| PROBLEM STATEMENT |
Starting at the first entry below, repeat all the data word for word and drop the pictures.

| DATASET EXCERPTS |

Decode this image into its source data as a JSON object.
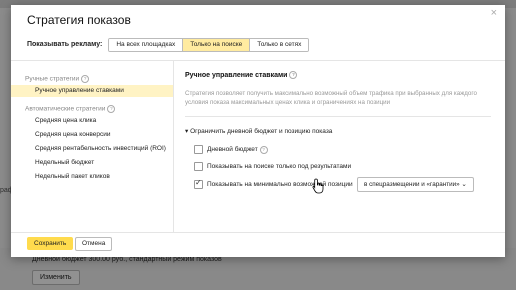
{
  "dialog": {
    "title": "Стратегия показов",
    "close_icon": "×"
  },
  "show_ads": {
    "label": "Показывать рекламу:",
    "options": [
      "На всех площадках",
      "Только на поиске",
      "Только в сетях"
    ],
    "selected": "Только на поиске"
  },
  "strategies": {
    "manual_header": "Ручные стратегии",
    "manual_items": [
      "Ручное управление ставками"
    ],
    "auto_header": "Автоматические стратегии",
    "auto_items": [
      "Средняя цена клика",
      "Средняя цена конверсии",
      "Средняя рентабельность инвестиций (ROI)",
      "Недельный бюджет",
      "Недельный пакет кликов"
    ],
    "selected": "Ручное управление ставками"
  },
  "detail": {
    "title": "Ручное управление ставками",
    "description": "Стратегия позволяет получить максимально возможный объем трафика при выбранных для каждого условия показа максимальных ценах клика и ограничениях на позиции",
    "limit_toggle": "Ограничить дневной бюджет и позицию показа",
    "options": [
      {
        "label": "Дневной бюджет",
        "checked": false
      },
      {
        "label": "Показывать на поиске только под результатами",
        "checked": false
      },
      {
        "label": "Показывать на минимально возможной позиции",
        "checked": true
      }
    ],
    "position_select": "в спецразмещении и «гарантии»"
  },
  "footer": {
    "save": "Сохранить",
    "cancel": "Отмена"
  },
  "background": {
    "side_fragment": "рафи",
    "budget_text": "Дневной бюджет 300.00 руб., стандартный режим показов",
    "change_button": "Изменить"
  },
  "colors": {
    "accent": "#ffdb4d",
    "selected_bg": "#fff3c4",
    "segment_active": "#ffeba0"
  }
}
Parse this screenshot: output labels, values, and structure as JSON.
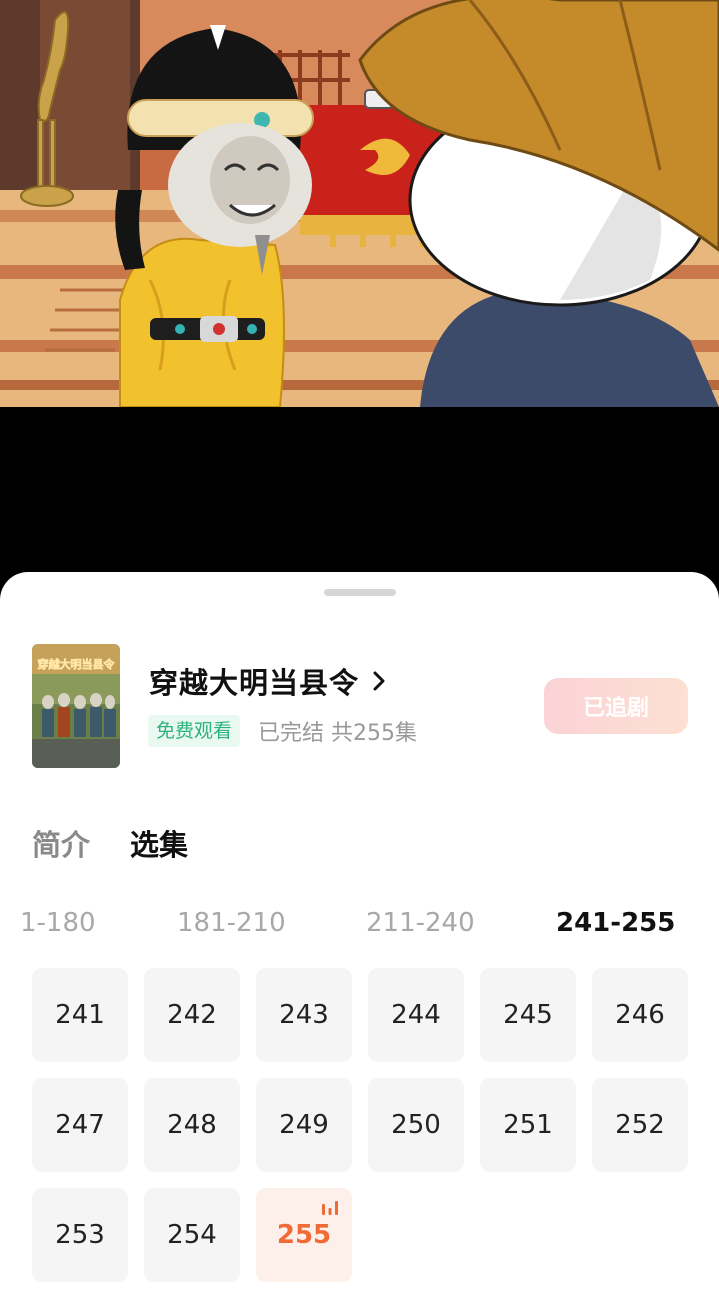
{
  "drama": {
    "title": "穿越大明当县令",
    "poster_text": "穿越大明当县令",
    "free_badge": "免费观看",
    "status": "已完结 共255集",
    "follow_label": "已追剧"
  },
  "tabs": [
    {
      "label": "简介",
      "active": false
    },
    {
      "label": "选集",
      "active": true
    }
  ],
  "ranges": [
    {
      "label": "1-180",
      "active": false
    },
    {
      "label": "181-210",
      "active": false
    },
    {
      "label": "211-240",
      "active": false
    },
    {
      "label": "241-255",
      "active": true
    }
  ],
  "episodes": [
    "241",
    "242",
    "243",
    "244",
    "245",
    "246",
    "247",
    "248",
    "249",
    "250",
    "251",
    "252",
    "253",
    "254",
    "255"
  ],
  "current_episode": "255",
  "colors": {
    "accent": "#f06a35",
    "free_badge_text": "#2fb37e",
    "follow_button": "#fbd3d7"
  },
  "icons": {
    "title_arrow": "chevron-right-icon",
    "playing": "playing-bars-icon"
  }
}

| TASK RESULT |
Decode this image into its source data as a JSON object.
{
  "dialog": {
    "title": "Стратегия показов",
    "close_icon": "×"
  },
  "show_ads": {
    "label": "Показывать рекламу:",
    "options": [
      "На всех площадках",
      "Только на поиске",
      "Только в сетях"
    ],
    "selected": "Только на поиске"
  },
  "strategies": {
    "manual_header": "Ручные стратегии",
    "manual_items": [
      "Ручное управление ставками"
    ],
    "auto_header": "Автоматические стратегии",
    "auto_items": [
      "Средняя цена клика",
      "Средняя цена конверсии",
      "Средняя рентабельность инвестиций (ROI)",
      "Недельный бюджет",
      "Недельный пакет кликов"
    ],
    "selected": "Ручное управление ставками"
  },
  "detail": {
    "title": "Ручное управление ставками",
    "description": "Стратегия позволяет получить максимально возможный объем трафика при выбранных для каждого условия показа максимальных ценах клика и ограничениях на позиции",
    "limit_toggle": "Ограничить дневной бюджет и позицию показа",
    "options": [
      {
        "label": "Дневной бюджет",
        "checked": false
      },
      {
        "label": "Показывать на поиске только под результатами",
        "checked": false
      },
      {
        "label": "Показывать на минимально возможной позиции",
        "checked": true
      }
    ],
    "position_select": "в спецразмещении и «гарантии»"
  },
  "footer": {
    "save": "Сохранить",
    "cancel": "Отмена"
  },
  "background": {
    "side_fragment": "рафи",
    "budget_text": "Дневной бюджет 300.00 руб., стандартный режим показов",
    "change_button": "Изменить"
  },
  "colors": {
    "accent": "#ffdb4d",
    "selected_bg": "#fff3c4",
    "segment_active": "#ffeba0"
  }
}
Parse this screenshot: output labels, values, and structure as JSON.
{
  "drama": {
    "title": "穿越大明当县令",
    "poster_text": "穿越大明当县令",
    "free_badge": "免费观看",
    "status": "已完结 共255集",
    "follow_label": "已追剧"
  },
  "tabs": [
    {
      "label": "简介",
      "active": false
    },
    {
      "label": "选集",
      "active": true
    }
  ],
  "ranges": [
    {
      "label": "1-180",
      "active": false
    },
    {
      "label": "181-210",
      "active": false
    },
    {
      "label": "211-240",
      "active": false
    },
    {
      "label": "241-255",
      "active": true
    }
  ],
  "episodes": [
    "241",
    "242",
    "243",
    "244",
    "245",
    "246",
    "247",
    "248",
    "249",
    "250",
    "251",
    "252",
    "253",
    "254",
    "255"
  ],
  "current_episode": "255",
  "colors": {
    "accent": "#f06a35",
    "free_badge_text": "#2fb37e",
    "follow_button": "#fbd3d7"
  },
  "icons": {
    "title_arrow": "chevron-right-icon",
    "playing": "playing-bars-icon"
  }
}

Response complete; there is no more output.